Hancock High, Bay High rivalry becomes unity to fight cancer

Hancock High, Bay High rivalry becomes unity to fight cancer

HANCOCK COUNTY, MS (WLOX) - Winning a football is one thing, but trying to win a fight with cancer in the name of one special student was the ultimate goal at Friday night's Hancock High versus Bay High football game.

Hancock High likes to tailgate, and so does senior Sara Sabbagh. But Friday's tailgate much different — it was in honor of her friend, Glenda Rockwell, who died of Hodgkin's Lymphoma in June.

"She was such a bright spirit just like any person here in Hancock County," Sabbagh said. "And with her passing was her bright spirit passed on to us. So not only has it passed on to us, it's passed on to all the schools in our area. … A death is not a symbol of separation, it's a symbol of unity. The community comes together over her to celebrate."

The game is normally called The Battle for the Paddle, but on Friday it was known as The Battle for the Cure. Proceeds from all T-shirts sales at the game went toward cancer research.

Sharon Gaudin saw the game from many perspectives. Gaudin is the wife of Hancock coach Rocky Gaudin, but she's also with Memorial Medical Oncology and coordinated a bone-marrow registry for the game.

"I've had calls from people saying can I come and just donate," said Gaudin. "I'm not particularly interested in the football game. Which is great. We love to have that."

Among those who were part of the bone marrow registry was the entire coaching staff for Bay High School. The event had a big effect on both sides of the field.

"She was a great student," said Bay High freshman Ariana Moody. "She never let that cancer beat her down. Her saying was, 'Suck it up buttercup,' which was making her seem like, 'Oh, I've got this.' And it was really sad that she died."

It was all because of a senior wish by friend Shelby Anderson.

"I'm still kind of stunned right now," Anderson said. "I knew Glenda was loved but I didn't know she was this loved. Like there are just so many people, that I ... Words just can't describe my feelings right now."

Amy Coyne, principal of Bay High, says this will have a lasting effect.

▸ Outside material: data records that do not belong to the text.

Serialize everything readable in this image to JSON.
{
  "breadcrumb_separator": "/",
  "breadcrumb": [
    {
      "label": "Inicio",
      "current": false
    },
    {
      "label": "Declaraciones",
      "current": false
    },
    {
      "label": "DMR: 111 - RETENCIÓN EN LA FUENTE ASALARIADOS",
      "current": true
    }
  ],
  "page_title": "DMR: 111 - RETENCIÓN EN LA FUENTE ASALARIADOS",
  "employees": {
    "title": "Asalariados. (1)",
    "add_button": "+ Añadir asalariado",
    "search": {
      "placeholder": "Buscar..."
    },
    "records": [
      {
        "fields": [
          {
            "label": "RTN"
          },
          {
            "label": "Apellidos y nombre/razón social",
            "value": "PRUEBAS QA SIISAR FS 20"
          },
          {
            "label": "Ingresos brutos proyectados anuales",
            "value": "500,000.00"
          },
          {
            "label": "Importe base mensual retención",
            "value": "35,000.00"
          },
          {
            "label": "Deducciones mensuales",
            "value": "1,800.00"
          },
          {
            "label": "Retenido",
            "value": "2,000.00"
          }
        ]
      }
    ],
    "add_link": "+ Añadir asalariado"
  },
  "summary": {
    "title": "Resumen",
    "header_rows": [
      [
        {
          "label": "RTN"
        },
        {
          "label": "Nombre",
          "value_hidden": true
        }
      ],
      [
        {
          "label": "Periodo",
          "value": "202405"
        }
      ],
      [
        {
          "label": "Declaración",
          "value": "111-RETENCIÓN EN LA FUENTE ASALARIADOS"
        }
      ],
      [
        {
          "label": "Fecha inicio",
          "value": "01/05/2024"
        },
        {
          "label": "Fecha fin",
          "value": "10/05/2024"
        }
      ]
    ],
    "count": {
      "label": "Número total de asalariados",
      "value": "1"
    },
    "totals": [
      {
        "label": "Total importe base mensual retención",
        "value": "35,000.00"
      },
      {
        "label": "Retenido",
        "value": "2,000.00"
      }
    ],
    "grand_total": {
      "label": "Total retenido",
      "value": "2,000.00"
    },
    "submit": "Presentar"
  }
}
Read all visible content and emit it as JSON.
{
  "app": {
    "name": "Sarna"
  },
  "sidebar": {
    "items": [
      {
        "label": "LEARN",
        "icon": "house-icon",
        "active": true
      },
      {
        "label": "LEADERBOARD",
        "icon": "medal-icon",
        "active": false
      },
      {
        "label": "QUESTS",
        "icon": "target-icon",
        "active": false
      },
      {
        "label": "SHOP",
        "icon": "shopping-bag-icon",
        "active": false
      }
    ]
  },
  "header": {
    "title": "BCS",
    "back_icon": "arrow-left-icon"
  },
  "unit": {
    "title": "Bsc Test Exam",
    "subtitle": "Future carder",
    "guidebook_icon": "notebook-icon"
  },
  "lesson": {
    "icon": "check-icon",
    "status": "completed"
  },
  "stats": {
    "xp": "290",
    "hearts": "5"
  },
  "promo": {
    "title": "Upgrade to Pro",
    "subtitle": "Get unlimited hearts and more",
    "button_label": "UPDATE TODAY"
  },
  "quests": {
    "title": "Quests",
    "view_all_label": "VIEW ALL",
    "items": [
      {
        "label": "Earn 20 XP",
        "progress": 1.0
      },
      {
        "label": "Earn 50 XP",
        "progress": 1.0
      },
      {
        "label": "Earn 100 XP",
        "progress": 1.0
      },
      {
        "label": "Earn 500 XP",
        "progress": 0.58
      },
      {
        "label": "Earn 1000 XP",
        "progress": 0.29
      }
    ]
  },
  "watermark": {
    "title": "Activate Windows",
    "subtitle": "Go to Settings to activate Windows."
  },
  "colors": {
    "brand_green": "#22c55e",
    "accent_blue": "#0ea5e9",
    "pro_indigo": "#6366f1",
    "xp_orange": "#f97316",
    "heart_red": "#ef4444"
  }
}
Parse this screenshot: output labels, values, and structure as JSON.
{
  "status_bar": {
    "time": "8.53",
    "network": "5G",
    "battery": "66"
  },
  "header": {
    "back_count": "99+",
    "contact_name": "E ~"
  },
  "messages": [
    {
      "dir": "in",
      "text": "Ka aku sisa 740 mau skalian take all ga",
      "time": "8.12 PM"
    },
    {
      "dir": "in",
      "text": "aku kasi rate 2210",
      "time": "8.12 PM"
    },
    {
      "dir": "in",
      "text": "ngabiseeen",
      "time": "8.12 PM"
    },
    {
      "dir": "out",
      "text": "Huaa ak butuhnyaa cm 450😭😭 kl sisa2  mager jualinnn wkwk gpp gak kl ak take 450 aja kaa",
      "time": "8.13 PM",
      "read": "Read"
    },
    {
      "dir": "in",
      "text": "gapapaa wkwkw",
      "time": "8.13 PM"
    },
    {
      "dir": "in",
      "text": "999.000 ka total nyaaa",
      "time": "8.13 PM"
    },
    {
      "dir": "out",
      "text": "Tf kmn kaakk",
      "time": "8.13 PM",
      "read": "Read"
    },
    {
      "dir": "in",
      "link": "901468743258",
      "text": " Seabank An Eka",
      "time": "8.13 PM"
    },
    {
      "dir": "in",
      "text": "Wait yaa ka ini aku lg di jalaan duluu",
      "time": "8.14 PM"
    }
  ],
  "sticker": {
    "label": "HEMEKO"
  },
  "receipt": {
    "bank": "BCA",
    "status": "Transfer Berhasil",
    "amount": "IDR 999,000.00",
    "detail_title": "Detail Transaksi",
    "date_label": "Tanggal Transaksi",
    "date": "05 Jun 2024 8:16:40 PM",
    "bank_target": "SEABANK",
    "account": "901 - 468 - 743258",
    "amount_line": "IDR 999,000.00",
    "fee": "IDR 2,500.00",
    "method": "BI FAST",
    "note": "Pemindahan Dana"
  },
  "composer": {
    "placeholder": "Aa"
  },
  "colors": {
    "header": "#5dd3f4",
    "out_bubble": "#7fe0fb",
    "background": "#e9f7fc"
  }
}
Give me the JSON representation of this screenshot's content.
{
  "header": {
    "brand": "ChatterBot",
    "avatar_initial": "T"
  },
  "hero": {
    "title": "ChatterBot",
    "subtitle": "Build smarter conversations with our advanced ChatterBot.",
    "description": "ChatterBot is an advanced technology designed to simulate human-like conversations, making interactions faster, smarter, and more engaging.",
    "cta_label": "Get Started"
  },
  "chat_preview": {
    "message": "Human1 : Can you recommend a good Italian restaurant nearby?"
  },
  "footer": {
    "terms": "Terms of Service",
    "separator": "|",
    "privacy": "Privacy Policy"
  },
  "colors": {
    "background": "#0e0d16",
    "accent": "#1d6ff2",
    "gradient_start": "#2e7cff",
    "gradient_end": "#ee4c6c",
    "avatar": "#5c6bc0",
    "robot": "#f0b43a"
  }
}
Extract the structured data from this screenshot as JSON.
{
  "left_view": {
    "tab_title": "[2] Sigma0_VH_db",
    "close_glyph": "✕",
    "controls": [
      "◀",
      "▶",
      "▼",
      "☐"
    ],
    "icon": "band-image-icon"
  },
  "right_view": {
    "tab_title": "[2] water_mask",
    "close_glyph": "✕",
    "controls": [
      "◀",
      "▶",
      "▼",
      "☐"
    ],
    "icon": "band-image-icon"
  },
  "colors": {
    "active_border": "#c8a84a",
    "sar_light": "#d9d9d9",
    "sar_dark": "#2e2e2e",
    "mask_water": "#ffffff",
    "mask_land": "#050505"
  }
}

"The community effort the ties that we have made with this school and the whole community are definitely things that won't end tonight."

 Copyright 2015 WLOX. All rights reserved.